Lines with the word "screenshot" are the answer; copy each of them from the data below.
[Material to process — start]
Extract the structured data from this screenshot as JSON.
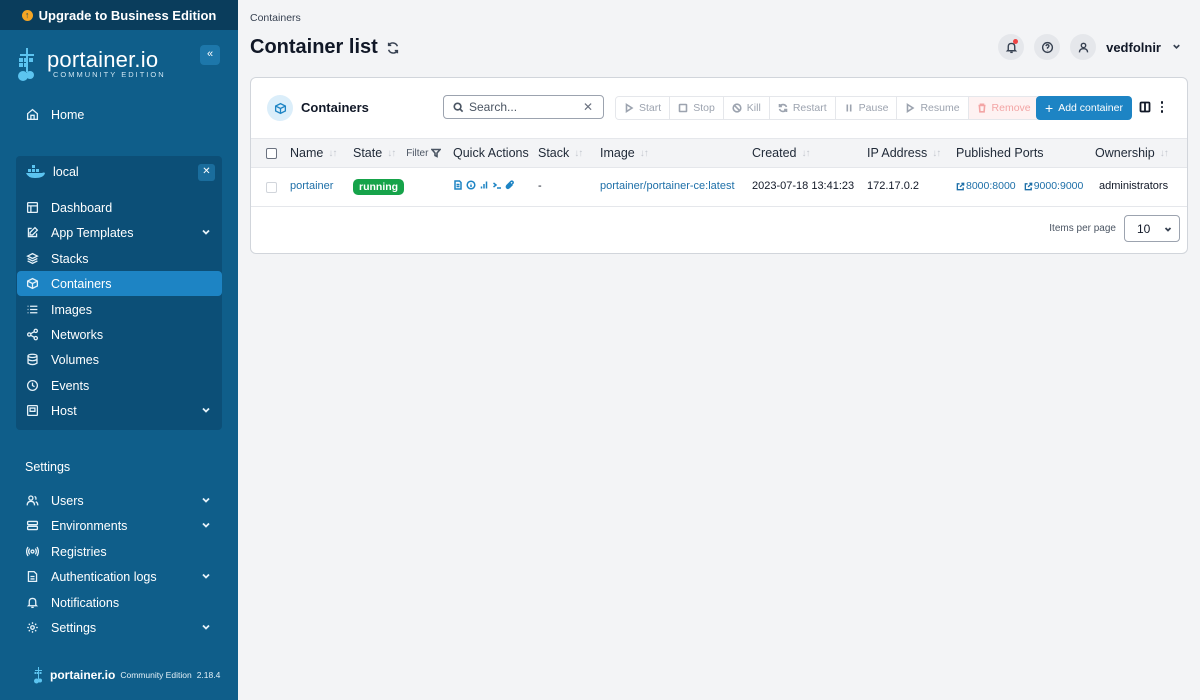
{
  "upgrade_banner": {
    "label": "Upgrade to Business Edition"
  },
  "brand": {
    "name": "portainer.io",
    "edition": "COMMUNITY EDITION"
  },
  "nav": {
    "home": "Home",
    "environment": {
      "name": "local"
    },
    "env_items": [
      {
        "label": "Dashboard",
        "icon": "dashboard-icon"
      },
      {
        "label": "App Templates",
        "icon": "edit-icon",
        "expandable": true
      },
      {
        "label": "Stacks",
        "icon": "layers-icon"
      },
      {
        "label": "Containers",
        "icon": "box-icon",
        "active": true
      },
      {
        "label": "Images",
        "icon": "list-icon"
      },
      {
        "label": "Networks",
        "icon": "share-icon"
      },
      {
        "label": "Volumes",
        "icon": "database-icon"
      },
      {
        "label": "Events",
        "icon": "clock-icon"
      },
      {
        "label": "Host",
        "icon": "host-icon",
        "expandable": true
      }
    ],
    "settings_title": "Settings",
    "settings_items": [
      {
        "label": "Users",
        "icon": "users-icon",
        "expandable": true
      },
      {
        "label": "Environments",
        "icon": "environments-icon",
        "expandable": true
      },
      {
        "label": "Registries",
        "icon": "registries-icon"
      },
      {
        "label": "Authentication logs",
        "icon": "file-icon",
        "expandable": true
      },
      {
        "label": "Notifications",
        "icon": "bell-icon"
      },
      {
        "label": "Settings",
        "icon": "gear-icon",
        "expandable": true
      }
    ]
  },
  "footer": {
    "brand": "portainer.io",
    "edition": "Community Edition",
    "version": "2.18.4"
  },
  "header": {
    "breadcrumb": "Containers",
    "title": "Container list",
    "username": "vedfolnir"
  },
  "panel": {
    "title": "Containers",
    "search_placeholder": "Search...",
    "actions": [
      "Start",
      "Stop",
      "Kill",
      "Restart",
      "Pause",
      "Resume",
      "Remove"
    ],
    "add_label": "Add container",
    "columns": {
      "name": "Name",
      "state": "State",
      "filter": "Filter",
      "quick_actions": "Quick Actions",
      "stack": "Stack",
      "image": "Image",
      "created": "Created",
      "ip": "IP Address",
      "ports": "Published Ports",
      "ownership": "Ownership"
    },
    "rows": [
      {
        "name": "portainer",
        "state": "running",
        "stack": "-",
        "image": "portainer/portainer-ce:latest",
        "created": "2023-07-18 13:41:23",
        "ip": "172.17.0.2",
        "ports": [
          "8000:8000",
          "9000:9000"
        ],
        "ownership": "administrators"
      }
    ],
    "items_per_page_label": "Items per page",
    "items_per_page": "10"
  },
  "colors": {
    "sidebar": "#0f5e8a",
    "accent": "#1d84c4",
    "running": "#16a34a"
  }
}
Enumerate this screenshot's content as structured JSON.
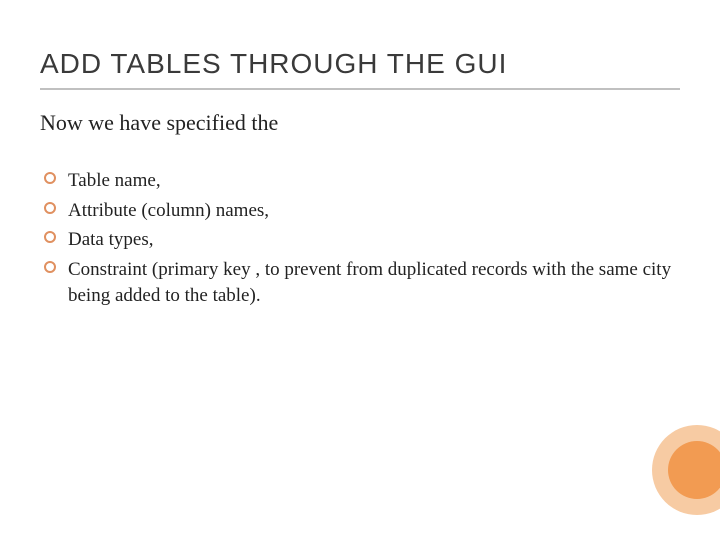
{
  "slide": {
    "title": "ADD TABLES THROUGH THE GUI",
    "intro": "Now we have specified the",
    "bullets": [
      "Table name,",
      "Attribute (column) names,",
      "Data types,",
      "Constraint (primary key , to prevent from duplicated records with the same city being added to the table)."
    ]
  },
  "colors": {
    "accent": "#f29b52",
    "accent_light": "#f7cba3",
    "title_underline": "#c0c0c0"
  }
}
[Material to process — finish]
*Finished task*:
Extract the structured data from this screenshot as JSON.
Enumerate this screenshot's content as structured JSON.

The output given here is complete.